Problem requirements: If a line of the records holds the word "screenshot", copy it out.

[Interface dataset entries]
_ _ _
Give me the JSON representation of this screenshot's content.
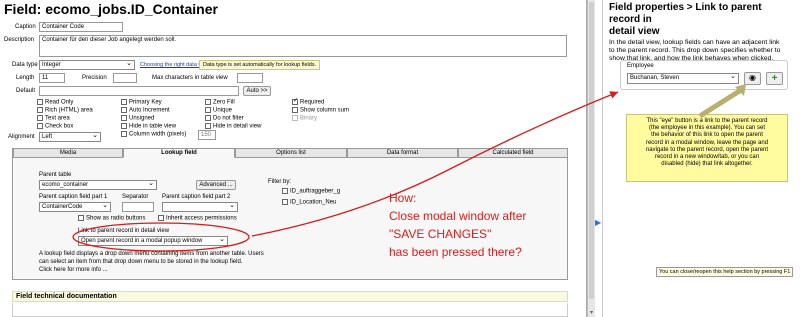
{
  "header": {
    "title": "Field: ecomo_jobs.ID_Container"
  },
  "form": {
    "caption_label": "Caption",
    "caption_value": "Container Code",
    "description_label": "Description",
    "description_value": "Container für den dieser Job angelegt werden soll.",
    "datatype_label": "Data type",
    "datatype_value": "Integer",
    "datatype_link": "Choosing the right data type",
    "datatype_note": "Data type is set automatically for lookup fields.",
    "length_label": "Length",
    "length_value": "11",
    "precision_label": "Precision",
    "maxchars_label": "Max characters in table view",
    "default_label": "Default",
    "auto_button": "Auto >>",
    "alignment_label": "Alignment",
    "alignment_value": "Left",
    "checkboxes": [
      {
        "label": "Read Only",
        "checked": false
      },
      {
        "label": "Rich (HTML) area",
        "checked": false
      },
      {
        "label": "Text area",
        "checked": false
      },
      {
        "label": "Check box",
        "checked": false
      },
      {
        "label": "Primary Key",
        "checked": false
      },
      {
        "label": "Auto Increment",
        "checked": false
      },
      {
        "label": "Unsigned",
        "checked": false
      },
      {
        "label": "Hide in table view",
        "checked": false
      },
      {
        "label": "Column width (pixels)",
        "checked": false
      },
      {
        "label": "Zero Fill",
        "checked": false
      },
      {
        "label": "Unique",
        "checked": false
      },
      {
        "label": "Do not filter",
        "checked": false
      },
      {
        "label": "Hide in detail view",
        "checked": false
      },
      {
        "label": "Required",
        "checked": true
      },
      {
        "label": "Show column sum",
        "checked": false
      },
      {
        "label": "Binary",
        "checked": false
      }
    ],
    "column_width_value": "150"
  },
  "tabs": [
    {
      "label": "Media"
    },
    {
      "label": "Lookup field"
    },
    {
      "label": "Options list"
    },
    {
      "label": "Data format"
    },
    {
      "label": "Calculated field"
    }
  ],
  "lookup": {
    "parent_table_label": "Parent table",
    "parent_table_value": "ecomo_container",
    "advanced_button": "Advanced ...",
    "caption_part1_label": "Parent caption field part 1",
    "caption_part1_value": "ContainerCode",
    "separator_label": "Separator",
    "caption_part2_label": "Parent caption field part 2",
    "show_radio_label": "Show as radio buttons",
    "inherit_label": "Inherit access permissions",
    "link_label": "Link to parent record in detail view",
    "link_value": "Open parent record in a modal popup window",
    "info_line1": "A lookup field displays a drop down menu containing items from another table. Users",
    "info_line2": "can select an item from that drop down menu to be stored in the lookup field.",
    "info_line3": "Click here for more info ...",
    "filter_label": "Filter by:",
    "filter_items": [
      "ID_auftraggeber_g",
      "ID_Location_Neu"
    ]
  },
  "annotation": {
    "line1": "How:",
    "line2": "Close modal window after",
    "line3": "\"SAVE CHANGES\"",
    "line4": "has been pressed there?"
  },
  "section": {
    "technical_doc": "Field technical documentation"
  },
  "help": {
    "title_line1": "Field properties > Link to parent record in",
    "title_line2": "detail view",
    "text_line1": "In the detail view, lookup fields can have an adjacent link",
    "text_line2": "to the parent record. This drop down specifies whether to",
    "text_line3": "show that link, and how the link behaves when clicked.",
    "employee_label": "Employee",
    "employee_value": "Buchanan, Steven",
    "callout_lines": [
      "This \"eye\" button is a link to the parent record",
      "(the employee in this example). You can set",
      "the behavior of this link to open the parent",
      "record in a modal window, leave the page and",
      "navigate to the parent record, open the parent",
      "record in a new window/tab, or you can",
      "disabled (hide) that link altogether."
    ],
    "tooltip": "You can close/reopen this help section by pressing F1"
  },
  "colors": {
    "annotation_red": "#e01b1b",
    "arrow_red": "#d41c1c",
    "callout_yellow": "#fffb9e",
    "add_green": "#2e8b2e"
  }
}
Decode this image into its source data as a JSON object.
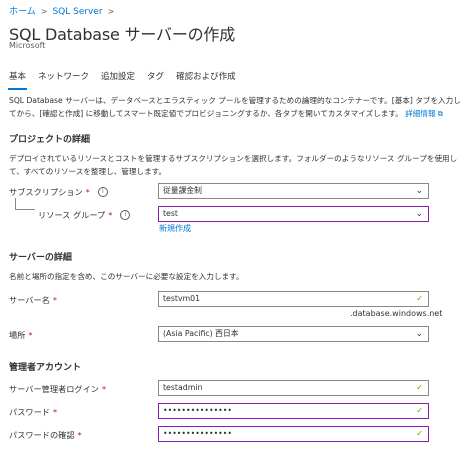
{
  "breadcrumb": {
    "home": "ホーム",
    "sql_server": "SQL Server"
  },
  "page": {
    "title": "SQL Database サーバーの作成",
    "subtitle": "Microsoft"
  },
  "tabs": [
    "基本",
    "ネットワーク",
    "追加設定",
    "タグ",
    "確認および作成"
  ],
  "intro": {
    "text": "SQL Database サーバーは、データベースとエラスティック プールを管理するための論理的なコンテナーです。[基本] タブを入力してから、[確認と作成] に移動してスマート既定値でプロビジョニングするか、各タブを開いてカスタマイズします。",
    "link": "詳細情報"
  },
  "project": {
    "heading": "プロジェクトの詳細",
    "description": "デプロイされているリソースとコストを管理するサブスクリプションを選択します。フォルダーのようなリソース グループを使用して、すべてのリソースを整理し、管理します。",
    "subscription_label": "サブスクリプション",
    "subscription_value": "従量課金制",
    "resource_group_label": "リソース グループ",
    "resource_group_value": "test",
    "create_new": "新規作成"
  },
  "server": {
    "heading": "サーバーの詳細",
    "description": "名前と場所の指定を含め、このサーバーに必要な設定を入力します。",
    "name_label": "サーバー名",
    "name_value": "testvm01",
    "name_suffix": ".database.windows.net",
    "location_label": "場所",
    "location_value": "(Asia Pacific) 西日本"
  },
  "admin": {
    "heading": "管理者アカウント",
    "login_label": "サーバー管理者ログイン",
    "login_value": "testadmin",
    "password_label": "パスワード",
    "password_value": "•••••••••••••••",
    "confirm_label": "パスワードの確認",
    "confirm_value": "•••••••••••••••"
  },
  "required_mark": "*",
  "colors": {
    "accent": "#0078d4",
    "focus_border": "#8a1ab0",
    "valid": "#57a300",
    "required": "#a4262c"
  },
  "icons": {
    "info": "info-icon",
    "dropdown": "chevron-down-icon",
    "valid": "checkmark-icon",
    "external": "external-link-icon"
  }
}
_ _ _
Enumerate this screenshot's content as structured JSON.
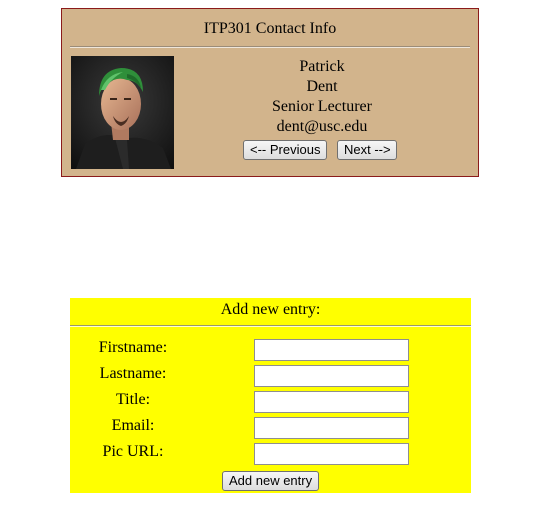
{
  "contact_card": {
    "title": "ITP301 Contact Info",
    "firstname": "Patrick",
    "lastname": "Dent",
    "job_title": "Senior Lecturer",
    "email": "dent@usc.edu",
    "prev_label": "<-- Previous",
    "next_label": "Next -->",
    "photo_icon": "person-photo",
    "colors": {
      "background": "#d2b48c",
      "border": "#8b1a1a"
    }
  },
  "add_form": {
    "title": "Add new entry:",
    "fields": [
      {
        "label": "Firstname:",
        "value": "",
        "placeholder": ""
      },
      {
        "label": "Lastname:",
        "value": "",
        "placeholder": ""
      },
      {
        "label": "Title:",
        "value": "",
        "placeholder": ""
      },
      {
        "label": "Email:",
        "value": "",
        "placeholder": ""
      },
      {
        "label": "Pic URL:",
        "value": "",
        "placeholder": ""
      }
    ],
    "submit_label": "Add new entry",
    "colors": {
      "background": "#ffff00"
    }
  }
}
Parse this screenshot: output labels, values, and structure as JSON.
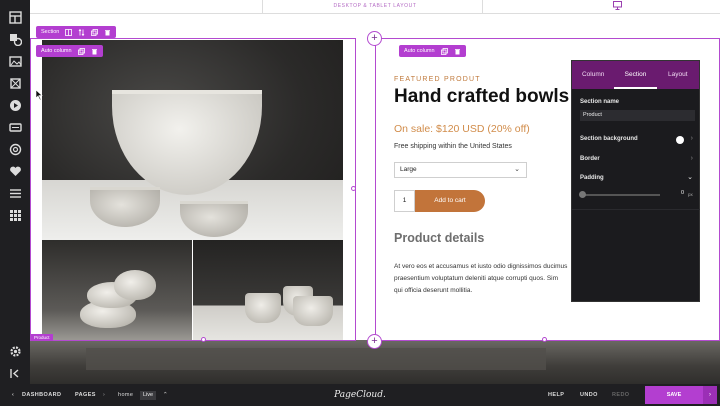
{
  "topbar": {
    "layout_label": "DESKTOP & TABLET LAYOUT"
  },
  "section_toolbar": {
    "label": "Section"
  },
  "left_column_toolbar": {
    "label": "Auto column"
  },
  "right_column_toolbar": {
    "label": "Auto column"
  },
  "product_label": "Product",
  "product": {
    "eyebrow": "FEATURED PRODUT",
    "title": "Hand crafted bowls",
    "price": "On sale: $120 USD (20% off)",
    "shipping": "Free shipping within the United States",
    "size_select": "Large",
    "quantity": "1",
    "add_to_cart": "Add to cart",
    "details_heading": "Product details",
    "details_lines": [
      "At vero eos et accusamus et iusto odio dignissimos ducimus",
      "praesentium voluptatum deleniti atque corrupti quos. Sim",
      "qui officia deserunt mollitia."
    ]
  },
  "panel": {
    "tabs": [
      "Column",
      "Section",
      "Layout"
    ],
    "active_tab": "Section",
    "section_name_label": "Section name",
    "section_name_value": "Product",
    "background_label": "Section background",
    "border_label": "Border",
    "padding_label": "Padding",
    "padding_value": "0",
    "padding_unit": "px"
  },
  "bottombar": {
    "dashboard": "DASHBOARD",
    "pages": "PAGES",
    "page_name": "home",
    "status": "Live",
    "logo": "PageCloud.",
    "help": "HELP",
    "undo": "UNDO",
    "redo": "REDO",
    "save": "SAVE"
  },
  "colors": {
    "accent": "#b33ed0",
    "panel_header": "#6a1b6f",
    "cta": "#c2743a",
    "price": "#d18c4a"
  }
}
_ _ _
Response box:
Give me the JSON representation of this screenshot's content.
Enumerate this screenshot's content as structured JSON.
Parse this screenshot: output labels, values, and structure as JSON.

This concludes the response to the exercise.